The answer should be each line from the entries below that has the word "동신모텍" in it.
-- -- --
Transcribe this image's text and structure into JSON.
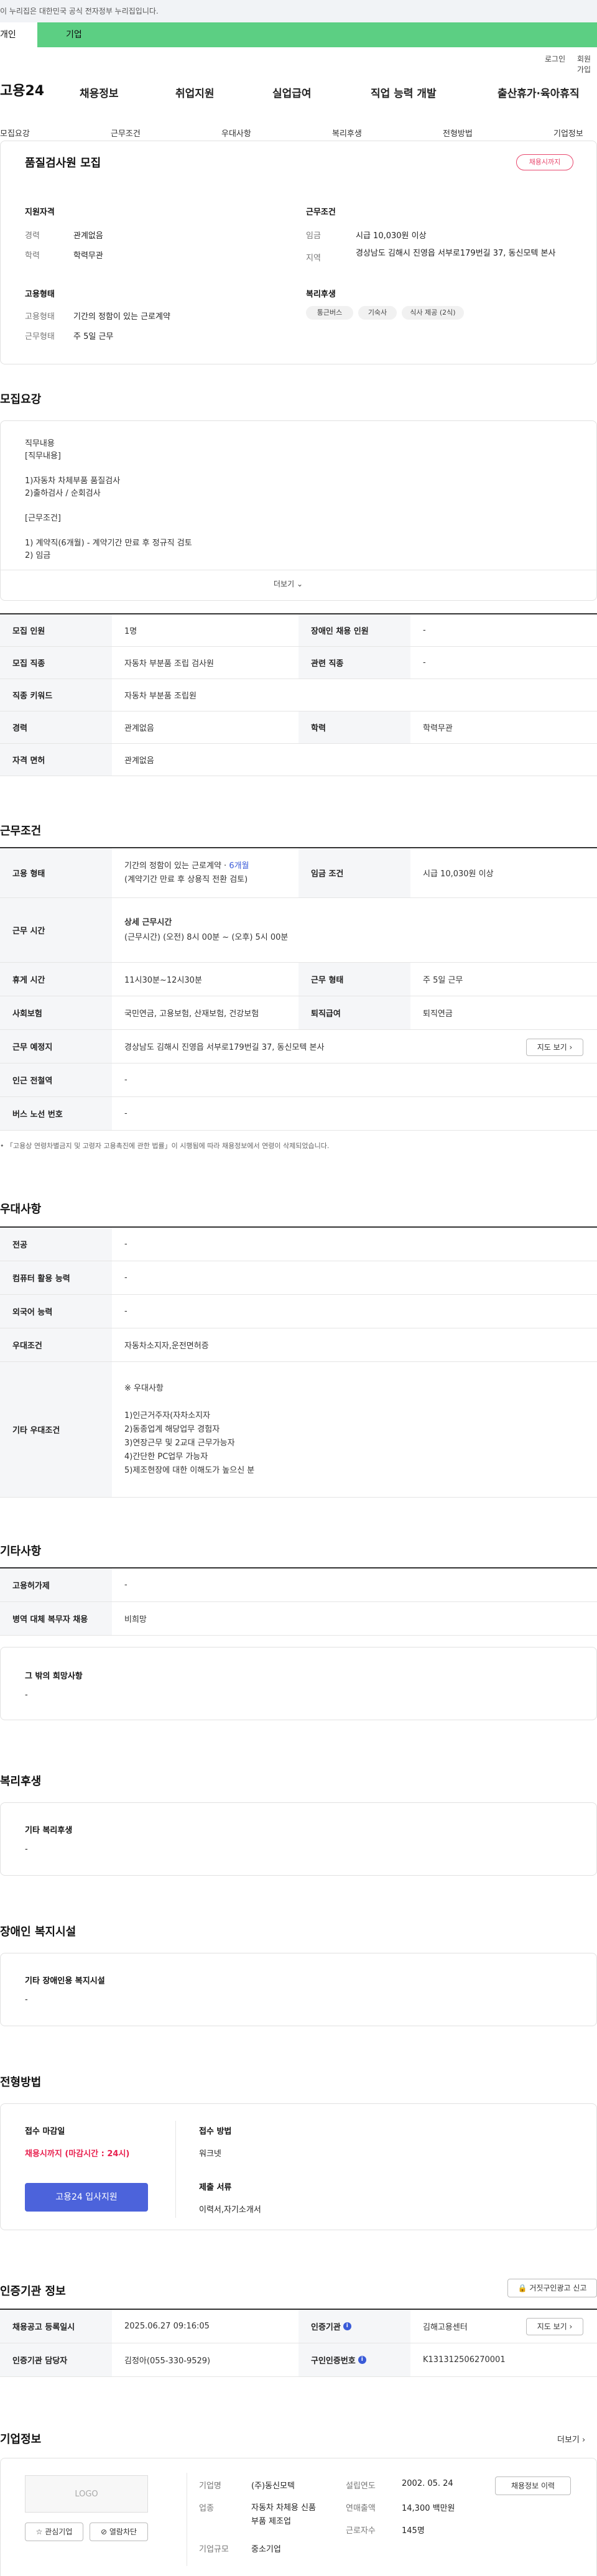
{
  "gov_banner": "이 누리집은 대한민국 공식 전자정부 누리집입니다.",
  "top_tabs": {
    "personal": "개인",
    "company": "기업"
  },
  "util": {
    "login": "로그인",
    "join": "회원가입"
  },
  "logo": "고용24",
  "gnb": [
    "채용정보",
    "취업지원",
    "실업급여",
    "직업 능력 개발",
    "출산휴가·육아휴직"
  ],
  "subnav": [
    "모집요강",
    "근무조건",
    "우대사항",
    "복리후생",
    "전형방법",
    "기업정보"
  ],
  "summary": {
    "title": "품질검사원 모집",
    "status_badge": "채용시까지",
    "qual_head": "지원자격",
    "career_label": "경력",
    "career_value": "관계없음",
    "edu_label": "학력",
    "edu_value": "학력무관",
    "emp_head": "고용형태",
    "emp_type_label": "고용형태",
    "emp_type_value": "기간의 정함이 있는 근로계약",
    "work_type_label": "근무형태",
    "work_type_value": "주 5일 근무",
    "cond_head": "근무조건",
    "wage_label": "임금",
    "wage_value": "시급 10,030원 이상",
    "region_label": "지역",
    "region_value": "경상남도 김해시 진영읍 서부로179번길 37, 동신모텍 본사",
    "welfare_head": "복리후생",
    "welfare_chips": [
      "통근버스",
      "기숙사",
      "식사 제공 (2식)"
    ]
  },
  "recruit": {
    "title": "모집요강",
    "detail_text": "직무내용\n[직무내용]\n\n1)자동차 차체부품 품질검사\n2)출하검사 / 순회검사\n\n[근무조건]\n\n1) 계약직(6개월) - 계약기간 만료 후 정규직 검토\n2) 임금",
    "more": "더보기",
    "rows": [
      {
        "th1": "모집 인원",
        "td1": "1명",
        "th2": "장애인 채용 인원",
        "td2": "-"
      },
      {
        "th1": "모집 직종",
        "td1": "자동차 부분품 조립 검사원",
        "th2": "관련 직종",
        "td2": "-"
      },
      {
        "th1": "직종 키워드",
        "td1": "자동차 부분품 조립원"
      },
      {
        "th1": "경력",
        "td1": "관계없음",
        "th2": "학력",
        "td2": "학력무관"
      },
      {
        "th1": "자격 면허",
        "td1": "관계없음"
      }
    ]
  },
  "conditions": {
    "title": "근무조건",
    "emp_type_label": "고용 형태",
    "emp_type_line1": "기간의 정함이 있는 근로계약 · ",
    "emp_type_months": "6개월",
    "emp_type_line2": "(계약기간 만료 후 상용직 전환 검토)",
    "wage_label": "임금 조건",
    "wage_value": "시급 10,030원 이상",
    "hours_label": "근무 시간",
    "hours_head": "상세 근무시간",
    "hours_value": "(근무시간) (오전) 8시 00분 ~ (오후) 5시 00분",
    "break_label": "휴게 시간",
    "break_value": "11시30분~12시30분",
    "form_label": "근무 형태",
    "form_value": "주 5일 근무",
    "insurance_label": "사회보험",
    "insurance_value": "국민연금, 고용보험, 산재보험, 건강보험",
    "retire_label": "퇴직급여",
    "retire_value": "퇴직연금",
    "place_label": "근무 예정지",
    "place_value": "경상남도 김해시 진영읍 서부로179번길 37, 동신모텍 본사",
    "map_btn": "지도 보기",
    "subway_label": "인근 전철역",
    "subway_value": "-",
    "bus_label": "버스 노선 번호",
    "bus_value": "-",
    "footnote": "「고용상 연령차별금지 및 고령자 고용촉진에 관한 법률」이 시행됨에 따라 채용정보에서 연령이 삭제되었습니다."
  },
  "preference": {
    "title": "우대사항",
    "major_label": "전공",
    "major_value": "-",
    "pc_label": "컴퓨터 활용 능력",
    "pc_value": "-",
    "lang_label": "외국어 능력",
    "lang_value": "-",
    "pref_label": "우대조건",
    "pref_value": "자동차소지자,운전면허증",
    "etc_label": "기타 우대조건",
    "etc_value": "※ 우대사항\n\n1)인근거주자(자차소지자\n2)동종업계 해당업무 경험자\n3)연장근무 및 2교대 근무가능자\n4)간단한 PC업무 가능자\n5)제조현장에 대한 이해도가 높으신 분"
  },
  "etc": {
    "title": "기타사항",
    "employment_label": "고용허가제",
    "employment_value": "-",
    "military_label": "병역 대체 복무자 채용",
    "military_value": "비희망",
    "other_head": "그 밖의 희망사항",
    "other_value": "-"
  },
  "welfare": {
    "title": "복리후생",
    "head": "기타 복리후생",
    "value": "-"
  },
  "disabled": {
    "title": "장애인 복지시설",
    "head": "기타 장애인용 복지시설",
    "value": "-"
  },
  "selection": {
    "title": "전형방법",
    "deadline_head": "접수 마감일",
    "deadline_value": "채용시까지 (마감시간 : 24시)",
    "apply_btn": "고용24 입사지원",
    "method_head": "접수 방법",
    "method_value": "워크넷",
    "docs_head": "제출 서류",
    "docs_value": "이력서,자기소개서"
  },
  "cert": {
    "title": "인증기관 정보",
    "report_btn": "거짓구인광고 신고",
    "reg_label": "채용공고 등록일시",
    "reg_value": "2025.06.27 09:16:05",
    "org_label": "인증기관",
    "org_value": "김해고용센터",
    "map_btn": "지도 보기",
    "manager_label": "인증기관 담당자",
    "manager_value": "김정아(055-330-9529)",
    "num_label": "구인인증번호",
    "num_value": "K131312506270001"
  },
  "company": {
    "title": "기업정보",
    "more": "더보기",
    "logo_text": "LOGO",
    "interest_btn": "관심기업",
    "block_btn": "열람차단",
    "name_label": "기업명",
    "name_value": "(주)동신모텍",
    "industry_label": "업종",
    "industry_value": "자동차 차체용 신품 부품 제조업",
    "size_label": "기업규모",
    "size_value": "중소기업",
    "founded_label": "설립연도",
    "founded_value": "2002. 05. 24",
    "sales_label": "연매출액",
    "sales_value": "14,300 백만원",
    "workers_label": "근로자수",
    "workers_value": "145명",
    "history_btn": "채용정보 이력"
  }
}
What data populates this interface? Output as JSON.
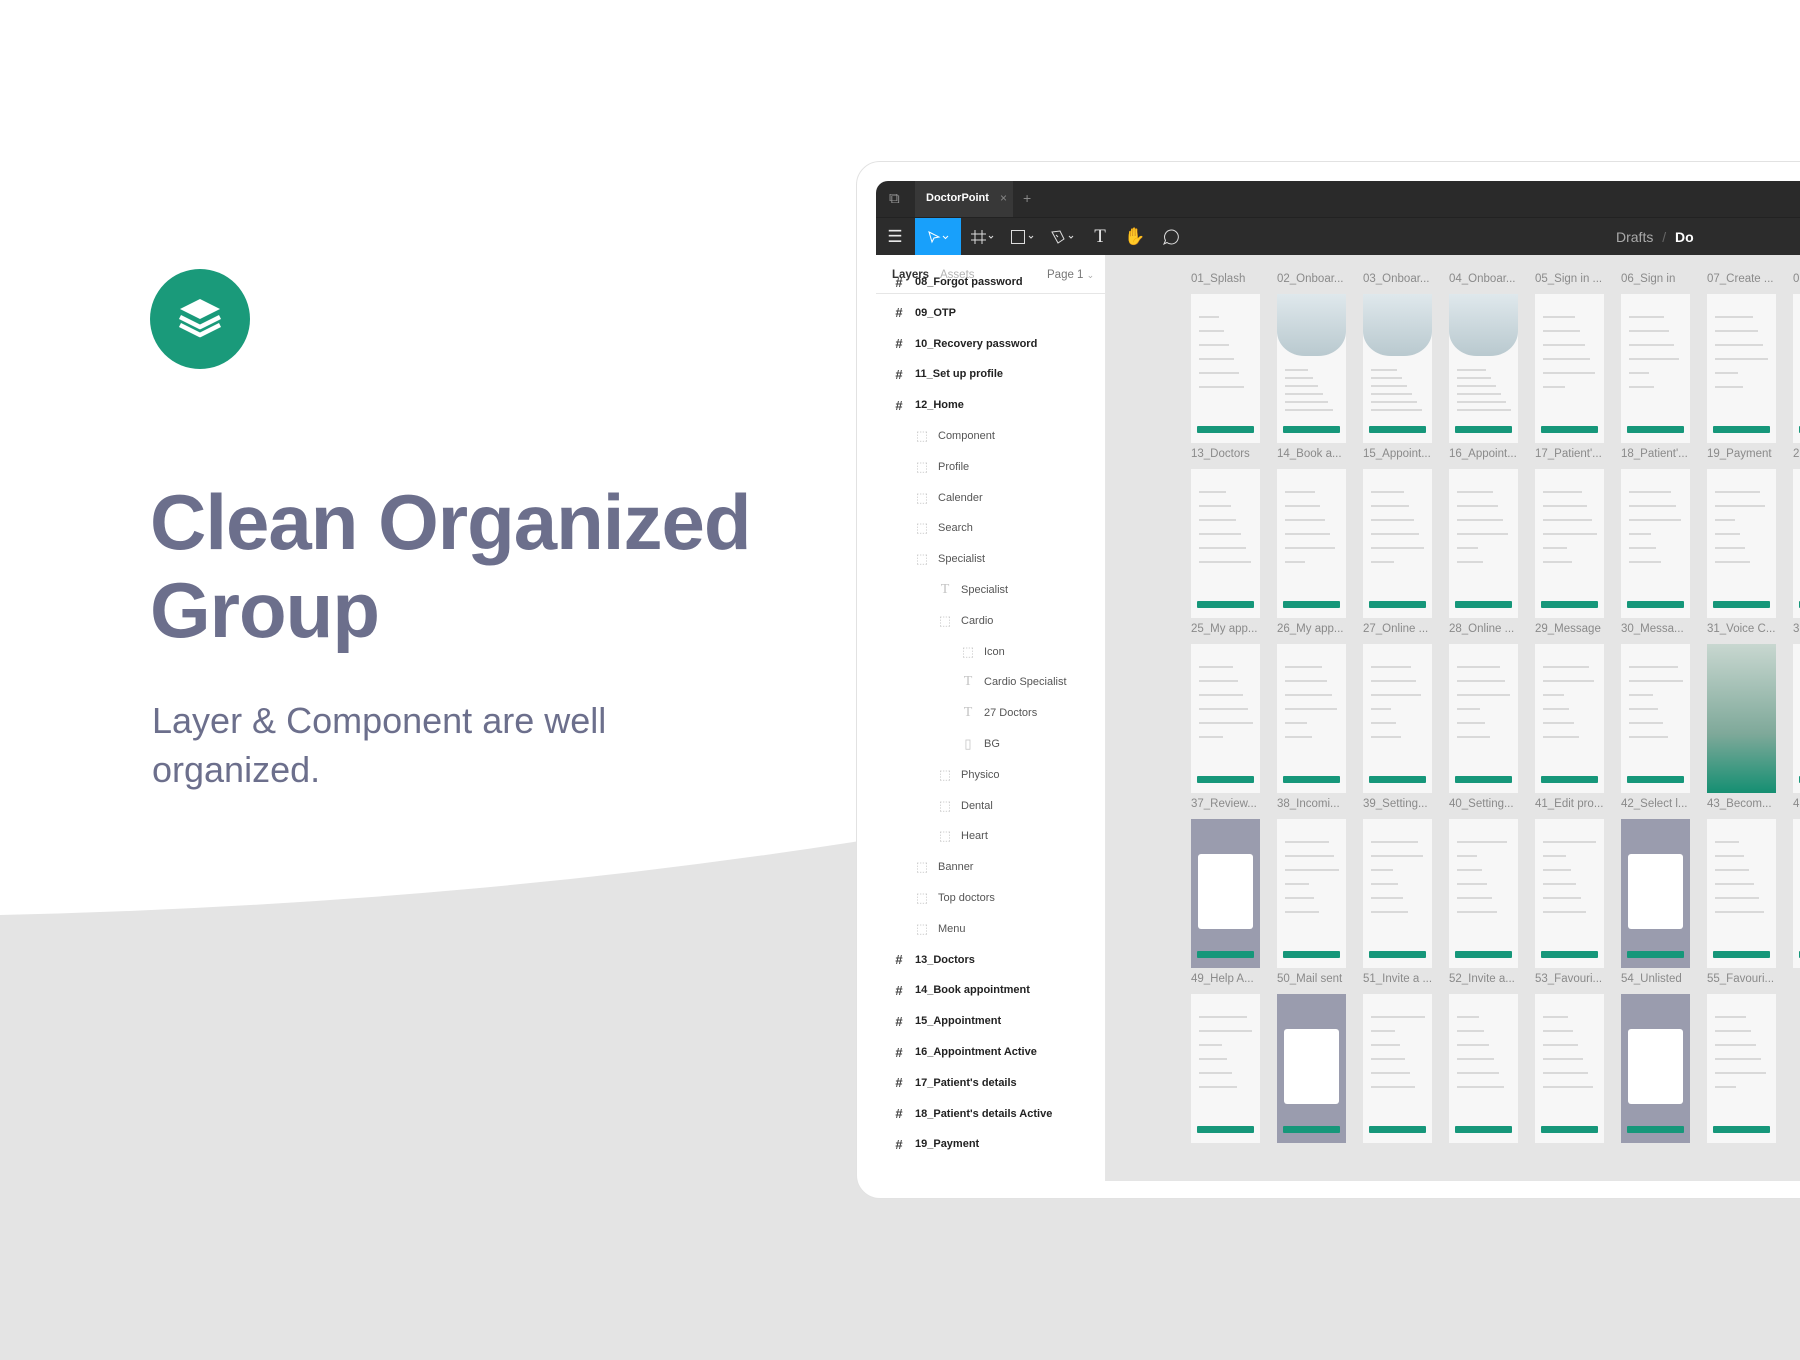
{
  "hero": {
    "title_line1": "Clean Organized",
    "title_line2": "Group",
    "subtitle": "Layer & Component are well organized.",
    "brand_color": "#1a9a7a",
    "logo_icon": "layers-icon"
  },
  "app": {
    "tab_title": "DoctorPoint",
    "breadcrumb": [
      "Drafts",
      "Do"
    ],
    "tools": [
      "menu-icon",
      "move-tool-icon",
      "frame-tool-icon",
      "rectangle-tool-icon",
      "pen-tool-icon",
      "text-tool-icon",
      "hand-tool-icon",
      "comment-tool-icon"
    ],
    "active_tool": "move",
    "accent_color": "#18a0fb"
  },
  "layers_panel": {
    "tab_layers": "Layers",
    "tab_assets": "Assets",
    "page": "Page 1",
    "items": [
      {
        "label": "08_Forgot password",
        "type": "frame",
        "level": 0
      },
      {
        "label": "09_OTP",
        "type": "frame",
        "level": 0
      },
      {
        "label": "10_Recovery password",
        "type": "frame",
        "level": 0
      },
      {
        "label": "11_Set up profile",
        "type": "frame",
        "level": 0
      },
      {
        "label": "12_Home",
        "type": "frame",
        "level": 0
      },
      {
        "label": "Component",
        "type": "group",
        "level": 1
      },
      {
        "label": "Profile",
        "type": "group",
        "level": 1
      },
      {
        "label": "Calender",
        "type": "group",
        "level": 1
      },
      {
        "label": "Search",
        "type": "group",
        "level": 1
      },
      {
        "label": "Specialist",
        "type": "group",
        "level": 1
      },
      {
        "label": "Specialist",
        "type": "text",
        "level": 2
      },
      {
        "label": "Cardio",
        "type": "group",
        "level": 2
      },
      {
        "label": "Icon",
        "type": "group",
        "level": 3
      },
      {
        "label": "Cardio Specialist",
        "type": "text",
        "level": 3
      },
      {
        "label": "27 Doctors",
        "type": "text",
        "level": 3
      },
      {
        "label": "BG",
        "type": "rect",
        "level": 3
      },
      {
        "label": "Physico",
        "type": "group",
        "level": 2
      },
      {
        "label": "Dental",
        "type": "group",
        "level": 2
      },
      {
        "label": "Heart",
        "type": "group",
        "level": 2
      },
      {
        "label": "Banner",
        "type": "group",
        "level": 1
      },
      {
        "label": "Top doctors",
        "type": "group",
        "level": 1
      },
      {
        "label": "Menu",
        "type": "group",
        "level": 1
      },
      {
        "label": "13_Doctors",
        "type": "frame",
        "level": 0
      },
      {
        "label": "14_Book appointment",
        "type": "frame",
        "level": 0
      },
      {
        "label": "15_Appointment",
        "type": "frame",
        "level": 0
      },
      {
        "label": "16_Appointment Active",
        "type": "frame",
        "level": 0
      },
      {
        "label": "17_Patient's details",
        "type": "frame",
        "level": 0
      },
      {
        "label": "18_Patient's details Active",
        "type": "frame",
        "level": 0
      },
      {
        "label": "19_Payment",
        "type": "frame",
        "level": 0
      }
    ]
  },
  "canvas": {
    "rows": [
      [
        {
          "label": "01_Splash",
          "theme": "light"
        },
        {
          "label": "02_Onboar...",
          "theme": "hero"
        },
        {
          "label": "03_Onboar...",
          "theme": "hero"
        },
        {
          "label": "04_Onboar...",
          "theme": "hero"
        },
        {
          "label": "05_Sign in ...",
          "theme": "light"
        },
        {
          "label": "06_Sign in",
          "theme": "light"
        },
        {
          "label": "07_Create ...",
          "theme": "light"
        },
        {
          "label": "0",
          "theme": "light"
        }
      ],
      [
        {
          "label": "13_Doctors",
          "theme": "light"
        },
        {
          "label": "14_Book a...",
          "theme": "light"
        },
        {
          "label": "15_Appoint...",
          "theme": "light"
        },
        {
          "label": "16_Appoint...",
          "theme": "light"
        },
        {
          "label": "17_Patient'...",
          "theme": "light"
        },
        {
          "label": "18_Patient'...",
          "theme": "light"
        },
        {
          "label": "19_Payment",
          "theme": "light"
        },
        {
          "label": "2",
          "theme": "light"
        }
      ],
      [
        {
          "label": "25_My app...",
          "theme": "light"
        },
        {
          "label": "26_My app...",
          "theme": "light"
        },
        {
          "label": "27_Online ...",
          "theme": "light"
        },
        {
          "label": "28_Online ...",
          "theme": "light"
        },
        {
          "label": "29_Message",
          "theme": "light"
        },
        {
          "label": "30_Messa...",
          "theme": "light"
        },
        {
          "label": "31_Voice C...",
          "theme": "photo"
        },
        {
          "label": "3",
          "theme": "light"
        }
      ],
      [
        {
          "label": "37_Review...",
          "theme": "overlay"
        },
        {
          "label": "38_Incomi...",
          "theme": "light"
        },
        {
          "label": "39_Setting...",
          "theme": "light"
        },
        {
          "label": "40_Setting...",
          "theme": "light"
        },
        {
          "label": "41_Edit pro...",
          "theme": "light"
        },
        {
          "label": "42_Select l...",
          "theme": "overlay"
        },
        {
          "label": "43_Becom...",
          "theme": "light"
        },
        {
          "label": "4",
          "theme": "light"
        }
      ],
      [
        {
          "label": "49_Help A...",
          "theme": "light"
        },
        {
          "label": "50_Mail sent",
          "theme": "overlay"
        },
        {
          "label": "51_Invite a ...",
          "theme": "light"
        },
        {
          "label": "52_Invite a...",
          "theme": "light"
        },
        {
          "label": "53_Favouri...",
          "theme": "light"
        },
        {
          "label": "54_Unlisted",
          "theme": "overlay"
        },
        {
          "label": "55_Favouri...",
          "theme": "light"
        }
      ]
    ]
  }
}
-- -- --
## Solution to this task
    "region_value": "경상남도 김해시 진영읍 서부로179번길 37, 동신모텍 본사",
    "place_value": "경상남도 김해시 진영읍 서부로179번길 37, 동신모텍 본사",
    "name_value": "(주)동신모텍",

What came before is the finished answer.